_WORK TO COMPLETE_
Your answer should be the entries below, reproduced character for character.
** SOURCE MATERIAL follows **
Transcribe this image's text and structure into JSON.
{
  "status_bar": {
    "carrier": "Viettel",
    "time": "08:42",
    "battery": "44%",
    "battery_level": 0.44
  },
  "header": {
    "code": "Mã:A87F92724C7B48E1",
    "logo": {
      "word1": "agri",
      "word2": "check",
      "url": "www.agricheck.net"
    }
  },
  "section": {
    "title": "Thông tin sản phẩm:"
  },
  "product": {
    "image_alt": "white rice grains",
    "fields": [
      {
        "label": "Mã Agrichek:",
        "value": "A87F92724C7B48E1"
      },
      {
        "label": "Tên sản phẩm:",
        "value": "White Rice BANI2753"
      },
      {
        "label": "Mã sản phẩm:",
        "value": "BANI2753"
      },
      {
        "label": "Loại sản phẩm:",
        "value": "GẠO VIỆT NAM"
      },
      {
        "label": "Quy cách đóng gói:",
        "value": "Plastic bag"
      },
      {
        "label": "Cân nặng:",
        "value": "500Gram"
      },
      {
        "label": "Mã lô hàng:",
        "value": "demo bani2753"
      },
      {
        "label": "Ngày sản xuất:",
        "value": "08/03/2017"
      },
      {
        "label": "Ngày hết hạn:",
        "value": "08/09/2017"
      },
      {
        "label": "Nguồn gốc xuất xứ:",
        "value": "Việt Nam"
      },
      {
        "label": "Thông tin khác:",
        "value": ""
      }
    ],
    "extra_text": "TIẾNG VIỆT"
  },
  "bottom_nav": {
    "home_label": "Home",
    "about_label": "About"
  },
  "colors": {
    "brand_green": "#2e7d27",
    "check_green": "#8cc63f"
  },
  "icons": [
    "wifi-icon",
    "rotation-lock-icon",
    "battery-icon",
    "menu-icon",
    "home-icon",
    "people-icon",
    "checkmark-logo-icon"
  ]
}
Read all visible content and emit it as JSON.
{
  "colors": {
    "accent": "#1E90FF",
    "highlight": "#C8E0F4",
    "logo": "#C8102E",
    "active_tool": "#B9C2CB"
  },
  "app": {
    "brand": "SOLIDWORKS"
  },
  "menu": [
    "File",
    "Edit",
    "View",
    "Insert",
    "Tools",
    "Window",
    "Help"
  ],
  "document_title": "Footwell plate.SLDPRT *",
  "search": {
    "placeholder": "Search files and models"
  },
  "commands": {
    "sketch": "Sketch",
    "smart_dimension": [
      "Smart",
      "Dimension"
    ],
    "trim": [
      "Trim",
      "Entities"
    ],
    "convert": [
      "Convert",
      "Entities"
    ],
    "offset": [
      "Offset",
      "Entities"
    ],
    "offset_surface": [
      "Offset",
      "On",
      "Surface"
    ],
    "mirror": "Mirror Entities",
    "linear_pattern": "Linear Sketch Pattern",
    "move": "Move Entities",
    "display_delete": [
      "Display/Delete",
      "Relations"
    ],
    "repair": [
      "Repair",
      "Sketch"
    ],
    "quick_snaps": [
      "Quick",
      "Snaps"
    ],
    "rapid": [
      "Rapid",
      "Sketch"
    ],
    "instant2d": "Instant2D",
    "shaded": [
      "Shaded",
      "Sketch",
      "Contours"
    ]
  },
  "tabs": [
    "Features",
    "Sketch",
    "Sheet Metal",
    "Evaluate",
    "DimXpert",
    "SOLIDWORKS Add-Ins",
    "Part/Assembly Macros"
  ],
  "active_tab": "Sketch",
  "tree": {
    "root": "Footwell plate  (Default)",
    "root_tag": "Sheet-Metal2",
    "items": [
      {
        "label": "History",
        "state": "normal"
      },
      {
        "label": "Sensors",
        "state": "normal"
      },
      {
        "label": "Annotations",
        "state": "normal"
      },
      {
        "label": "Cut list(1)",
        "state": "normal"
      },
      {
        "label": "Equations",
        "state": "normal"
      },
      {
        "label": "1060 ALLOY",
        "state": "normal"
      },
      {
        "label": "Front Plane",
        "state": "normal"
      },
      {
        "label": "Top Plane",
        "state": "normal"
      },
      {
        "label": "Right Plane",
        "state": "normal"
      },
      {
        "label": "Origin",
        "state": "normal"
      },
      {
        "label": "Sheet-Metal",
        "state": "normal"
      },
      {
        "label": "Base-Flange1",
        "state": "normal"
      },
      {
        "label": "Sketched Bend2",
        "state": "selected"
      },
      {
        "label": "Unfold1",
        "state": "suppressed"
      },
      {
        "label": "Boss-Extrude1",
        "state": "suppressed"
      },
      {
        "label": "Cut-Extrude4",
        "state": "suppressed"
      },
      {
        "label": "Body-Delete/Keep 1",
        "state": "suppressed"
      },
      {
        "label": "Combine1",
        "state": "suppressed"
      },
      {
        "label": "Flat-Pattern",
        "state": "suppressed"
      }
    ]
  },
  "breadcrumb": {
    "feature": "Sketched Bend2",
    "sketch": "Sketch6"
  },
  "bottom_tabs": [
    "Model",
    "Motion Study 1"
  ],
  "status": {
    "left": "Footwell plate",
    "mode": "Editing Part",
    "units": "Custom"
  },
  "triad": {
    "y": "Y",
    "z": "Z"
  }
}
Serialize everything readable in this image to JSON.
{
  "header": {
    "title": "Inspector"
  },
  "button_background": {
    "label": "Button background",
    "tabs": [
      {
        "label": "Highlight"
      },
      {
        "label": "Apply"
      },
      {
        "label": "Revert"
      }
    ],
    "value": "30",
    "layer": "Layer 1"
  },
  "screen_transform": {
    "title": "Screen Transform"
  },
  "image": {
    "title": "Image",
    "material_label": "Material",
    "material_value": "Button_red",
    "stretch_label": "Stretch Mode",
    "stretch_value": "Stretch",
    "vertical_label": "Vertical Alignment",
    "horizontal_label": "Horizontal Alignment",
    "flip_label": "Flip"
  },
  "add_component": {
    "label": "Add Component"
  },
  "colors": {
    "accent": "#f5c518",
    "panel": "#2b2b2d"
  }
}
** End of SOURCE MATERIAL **
_RESULT_
Transcribe this image's text and structure into JSON.
{
  "status_bar": {
    "carrier": "Viettel",
    "time": "08:42",
    "battery": "44%",
    "battery_level": 0.44
  },
  "header": {
    "code": "Mã:A87F92724C7B48E1",
    "logo": {
      "word1": "agri",
      "word2": "check",
      "url": "www.agricheck.net"
    }
  },
  "section": {
    "title": "Thông tin sản phẩm:"
  },
  "product": {
    "image_alt": "white rice grains",
    "fields": [
      {
        "label": "Mã Agrichek:",
        "value": "A87F92724C7B48E1"
      },
      {
        "label": "Tên sản phẩm:",
        "value": "White Rice BANI2753"
      },
      {
        "label": "Mã sản phẩm:",
        "value": "BANI2753"
      },
      {
        "label": "Loại sản phẩm:",
        "value": "GẠO VIỆT NAM"
      },
      {
        "label": "Quy cách đóng gói:",
        "value": "Plastic bag"
      },
      {
        "label": "Cân nặng:",
        "value": "500Gram"
      },
      {
        "label": "Mã lô hàng:",
        "value": "demo bani2753"
      },
      {
        "label": "Ngày sản xuất:",
        "value": "08/03/2017"
      },
      {
        "label": "Ngày hết hạn:",
        "value": "08/09/2017"
      },
      {
        "label": "Nguồn gốc xuất xứ:",
        "value": "Việt Nam"
      },
      {
        "label": "Thông tin khác:",
        "value": ""
      }
    ],
    "extra_text": "TIẾNG VIỆT"
  },
  "bottom_nav": {
    "home_label": "Home",
    "about_label": "About"
  },
  "colors": {
    "brand_green": "#2e7d27",
    "check_green": "#8cc63f"
  },
  "icons": [
    "wifi-icon",
    "rotation-lock-icon",
    "battery-icon",
    "menu-icon",
    "home-icon",
    "people-icon",
    "checkmark-logo-icon"
  ]
}
Read all visible content and emit it as JSON.
{
  "colors": {
    "accent": "#1E90FF",
    "highlight": "#C8E0F4",
    "logo": "#C8102E",
    "active_tool": "#B9C2CB"
  },
  "app": {
    "brand": "SOLIDWORKS"
  },
  "menu": [
    "File",
    "Edit",
    "View",
    "Insert",
    "Tools",
    "Window",
    "Help"
  ],
  "document_title": "Footwell plate.SLDPRT *",
  "search": {
    "placeholder": "Search files and models"
  },
  "commands": {
    "sketch": "Sketch",
    "smart_dimension": [
      "Smart",
      "Dimension"
    ],
    "trim": [
      "Trim",
      "Entities"
    ],
    "convert": [
      "Convert",
      "Entities"
    ],
    "offset": [
      "Offset",
      "Entities"
    ],
    "offset_surface": [
      "Offset",
      "On",
      "Surface"
    ],
    "mirror": "Mirror Entities",
    "linear_pattern": "Linear Sketch Pattern",
    "move": "Move Entities",
    "display_delete": [
      "Display/Delete",
      "Relations"
    ],
    "repair": [
      "Repair",
      "Sketch"
    ],
    "quick_snaps": [
      "Quick",
      "Snaps"
    ],
    "rapid": [
      "Rapid",
      "Sketch"
    ],
    "instant2d": "Instant2D",
    "shaded": [
      "Shaded",
      "Sketch",
      "Contours"
    ]
  },
  "tabs": [
    "Features",
    "Sketch",
    "Sheet Metal",
    "Evaluate",
    "DimXpert",
    "SOLIDWORKS Add-Ins",
    "Part/Assembly Macros"
  ],
  "active_tab": "Sketch",
  "tree": {
    "root": "Footwell plate  (Default)",
    "root_tag": "Sheet-Metal2",
    "items": [
      {
        "label": "History",
        "state": "normal"
      },
      {
        "label": "Sensors",
        "state": "normal"
      },
      {
        "label": "Annotations",
        "state": "normal"
      },
      {
        "label": "Cut list(1)",
        "state": "normal"
      },
      {
        "label": "Equations",
        "state": "normal"
      },
      {
        "label": "1060 ALLOY",
        "state": "normal"
      },
      {
        "label": "Front Plane",
        "state": "normal"
      },
      {
        "label": "Top Plane",
        "state": "normal"
      },
      {
        "label": "Right Plane",
        "state": "normal"
      },
      {
        "label": "Origin",
        "state": "normal"
      },
      {
        "label": "Sheet-Metal",
        "state": "normal"
      },
      {
        "label": "Base-Flange1",
        "state": "normal"
      },
      {
        "label": "Sketched Bend2",
        "state": "selected"
      },
      {
        "label": "Unfold1",
        "state": "suppressed"
      },
      {
        "label": "Boss-Extrude1",
        "state": "suppressed"
      },
      {
        "label": "Cut-Extrude4",
        "state": "suppressed"
      },
      {
        "label": "Body-Delete/Keep 1",
        "state": "suppressed"
      },
      {
        "label": "Combine1",
        "state": "suppressed"
      },
      {
        "label": "Flat-Pattern",
        "state": "suppressed"
      }
    ]
  },
  "breadcrumb": {
    "feature": "Sketched Bend2",
    "sketch": "Sketch6"
  },
  "bottom_tabs": [
    "Model",
    "Motion Study 1"
  ],
  "status": {
    "left": "Footwell plate",
    "mode": "Editing Part",
    "units": "Custom"
  },
  "triad": {
    "y": "Y",
    "z": "Z"
  }
}
Serialize everything readable in this image to JSON.
{
  "header": {
    "title": "Inspector"
  },
  "button_background": {
    "label": "Button background",
    "tabs": [
      {
        "label": "Highlight"
      },
      {
        "label": "Apply"
      },
      {
        "label": "Revert"
      }
    ],
    "value": "30",
    "layer": "Layer 1"
  },
  "screen_transform": {
    "title": "Screen Transform"
  },
  "image": {
    "title": "Image",
    "material_label": "Material",
    "material_value": "Button_red",
    "stretch_label": "Stretch Mode",
    "stretch_value": "Stretch",
    "vertical_label": "Vertical Alignment",
    "horizontal_label": "Horizontal Alignment",
    "flip_label": "Flip"
  },
  "add_component": {
    "label": "Add Component"
  },
  "colors": {
    "accent": "#f5c518",
    "panel": "#2b2b2d"
  }
}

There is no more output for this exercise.